Despite worries over a looming asset bubble, the Hong Kong government will not likely impose further measures to curb the property market in the near-term.
Justin Chiu Kwok-hung, Executive Director at Cheung Kong (Holdings) said the remarks by Financial Secretary John Tsang Chun-wah that cautioned of a possible bubble “was a kind reminder to home buyers, on the potential risks from the European debt crisis.”
Tsang noted in a recent blog post that the property market will not be spared from Europe’s debt crisis, although loose monetary policies in developed countries could encourage more property purchases.
Chiu added that many buyers consider property an asset.
“Mortgage rates are around two percent now, compared to inflation of about five percent. Many home buyers are buying properties to offset inflationary pressures,” he noted.
Chiu also said that comparing the present property market to that of 1997 or 2000 is misleading, noting the huge difference in macroeconomic environments.
“One difference would be the home buyer groups. Back then, there were hardly any mainlanders buying homes.
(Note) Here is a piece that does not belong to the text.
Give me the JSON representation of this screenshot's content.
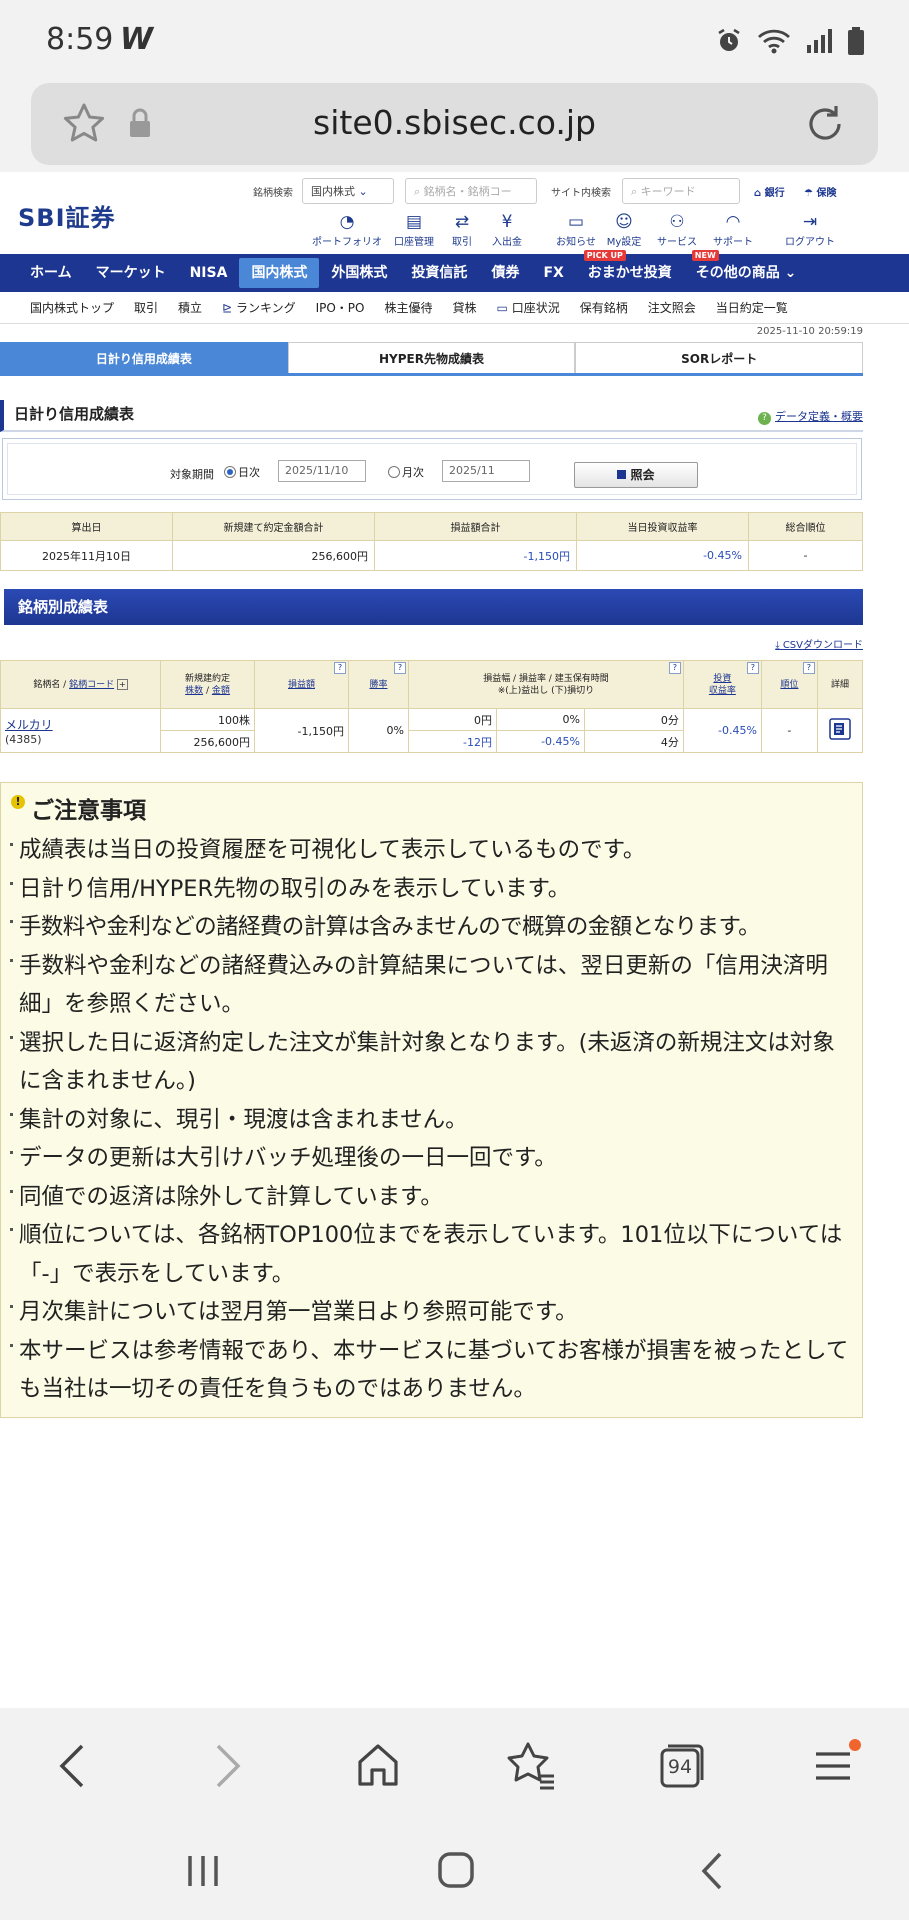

But now we have to take into account their purchasing power too.”
This year, Cheung Kong has already sold 1,300 units for a total of HK$10 billion (S$1.61 billion). For commercial properties under the Fortune REIT, Chiu hinted at selective rental increases.
Although businesses like Chinese medicine shops, cram schools and hairdressers “may not able to afford high rents,” Chiu still wants their presence, “because they have the personal network in the neighbourhood.”
Meanwhile, rental rates will be increased for businesses like banks, real estate agencies and fast food outlets.